The Weirdly Awesome M1923 Thompson

(Royal Danish Museum)

One of America’s most famous firearms is the Thompson SMG. The weapon was used by gangsters and cops as well as soldiers and Marines. It starred in numerous films, and men like Machine Gun Kelly obtained their names from their use of the weapon. Its distinct profile and design put it up there with the AK and AR in terms of fame. Most people may not recognize the differences between the M1921, the M1928, and later military variants. However, I’m willing to bet most gun guys and gals have no recollection of the M1923 Thompson Heavy Submachine Gun.

The M1923 Thompson – The Heavy SMG 

The term heavy submachine gun isn’t one we hear. Sure, a heavy machine gun typically refers to a gun that has to be fired from a tripod or vehicle and weighs in excess of 100 pounds. The ten-pound Thompson SMG already seems pretty heavy. The heavy portion more or less refers to the gun’s purpose and caliber rather than the weapon’s weight. Although, it was likely pretty freaking heavy. 


Thompson made a bunch of weird variants in a few odd calibers. The M1923 Thompson stands out due to its intended purpose. Thompson wanted to compete with the M1918 BAR and offered the US Army a squad support support weapon using the Thompson SMG design. It bears mentioning that the M1923 was not an official name by any means. 

It’s one assigned by collectors and enthusiasts mainly because the M1923 was never a normal catalog item, and it was created in 1923. Models have been stamped with 21LB markings. 21 refers to the original M1921 and LB for long barrel. As one would imagine, the .45 ACP round couldn’t compete with the power, range, and punch of the .30-06. 

Machine Gun Boards

Instead, Thompson used a short-lived cartridge known as the .45 Remington-Thompson. This cartridge fired a 250-grain .45 caliber projectile at 1,450 feet per second. The standard .45 ACP moved at 835 feet per second. For comparison, the .45 Remington-Thompson moved with the same weight and speed as a .44 Magnum. 

The Heavy SMG 

The .45 Remington-Thompson was pretty impressive for an SMG. Imagine firing a full auto .44 Magnum. It would likely do well against thin vehicles and barriers. It certainly had more range than the .45 ACP. Still, even the power of a .44 Magnum isn’t quite up there with the .30-06 cartridge. 

The M1923 Thompson was much smaller and lighter than the M1918. At 12.6 pounds, it was heavier than a standard Thomspon but lighter than the 19-pound M1918A1. The M1923 had a 14.5-inch barrel, and there was even an option for a bipod attachment. Models with vertical and horizontal foregrips existed. In fact, it was the first Thompson to have a horizontal foregrip. 
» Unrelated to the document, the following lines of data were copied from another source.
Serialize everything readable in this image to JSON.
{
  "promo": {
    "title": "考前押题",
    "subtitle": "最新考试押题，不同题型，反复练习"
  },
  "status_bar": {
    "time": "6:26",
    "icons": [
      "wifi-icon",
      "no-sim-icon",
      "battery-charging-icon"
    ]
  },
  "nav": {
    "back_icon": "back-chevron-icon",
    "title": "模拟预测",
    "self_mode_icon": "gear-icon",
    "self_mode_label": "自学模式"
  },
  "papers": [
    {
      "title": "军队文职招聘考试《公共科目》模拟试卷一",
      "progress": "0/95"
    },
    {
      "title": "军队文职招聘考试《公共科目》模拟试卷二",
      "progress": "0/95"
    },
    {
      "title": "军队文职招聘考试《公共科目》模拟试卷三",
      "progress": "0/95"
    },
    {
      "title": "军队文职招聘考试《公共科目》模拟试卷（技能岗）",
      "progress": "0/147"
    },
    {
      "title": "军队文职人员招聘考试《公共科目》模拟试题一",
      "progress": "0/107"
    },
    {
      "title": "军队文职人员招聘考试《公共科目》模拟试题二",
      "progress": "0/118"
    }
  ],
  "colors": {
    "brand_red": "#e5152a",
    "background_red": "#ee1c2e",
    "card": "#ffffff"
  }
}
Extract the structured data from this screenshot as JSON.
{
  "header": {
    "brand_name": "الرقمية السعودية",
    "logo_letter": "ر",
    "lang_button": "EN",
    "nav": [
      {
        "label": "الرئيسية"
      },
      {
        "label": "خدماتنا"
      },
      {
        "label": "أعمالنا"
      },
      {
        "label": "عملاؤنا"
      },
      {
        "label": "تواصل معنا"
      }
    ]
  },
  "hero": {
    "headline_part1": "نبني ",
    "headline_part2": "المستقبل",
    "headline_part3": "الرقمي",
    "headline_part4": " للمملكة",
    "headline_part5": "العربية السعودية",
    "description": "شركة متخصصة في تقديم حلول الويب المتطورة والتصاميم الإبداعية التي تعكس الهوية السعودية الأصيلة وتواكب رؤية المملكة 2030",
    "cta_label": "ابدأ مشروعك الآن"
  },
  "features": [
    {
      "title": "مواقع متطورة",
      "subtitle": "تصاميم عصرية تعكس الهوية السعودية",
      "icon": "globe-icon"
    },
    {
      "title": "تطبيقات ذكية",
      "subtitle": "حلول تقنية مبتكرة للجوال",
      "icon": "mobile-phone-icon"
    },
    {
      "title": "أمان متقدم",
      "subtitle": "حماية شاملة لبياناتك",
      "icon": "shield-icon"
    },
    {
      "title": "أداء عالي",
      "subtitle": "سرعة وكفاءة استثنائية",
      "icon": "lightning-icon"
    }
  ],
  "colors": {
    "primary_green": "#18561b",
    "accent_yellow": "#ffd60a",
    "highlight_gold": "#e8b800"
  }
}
Thompson marketed it as a squad support weapon, but no one bought into it. If you needed a BAR, then a hyped-up SMG wasn’t going to do the same work as a BAR. What the M1923 Thompson appeared to attempt was to bridge the gap between BAR and Thompson SMG. This is something that the assault rifle would finally do decades later. 

The M1923 Thompson wasn’t an assault rifle but can be best viewed as a short detour toward their development, similar to the M1 Carbine. It wasn’t quite there, but the idea was already floating in the ether. Only five of these were ever made, and one actually found its way to a Rock Island Armory auction, where I learned about it. 

The M1923 Thompson SMG wasn’t a success, but could you imagine holding onto a full-auto .44 Magnum? It would have been an interesting weapon, even if it wasn’t quite useful. 

Travis Pike
Travis Pike is a former Marine Machine gunner who served with 2nd Bn 2nd Marines for 5 years. He deployed in 2009 to Afghanistan and again in 2011 with the 22nd MEU(SOC) during a record setting 11 months at sea. He’s trained with the Romanian Army, the Spanish Marines, the Emirate Marines and the Afghan National Army. He serves as an NRA certified pistol instructor and teaches concealed carry classes.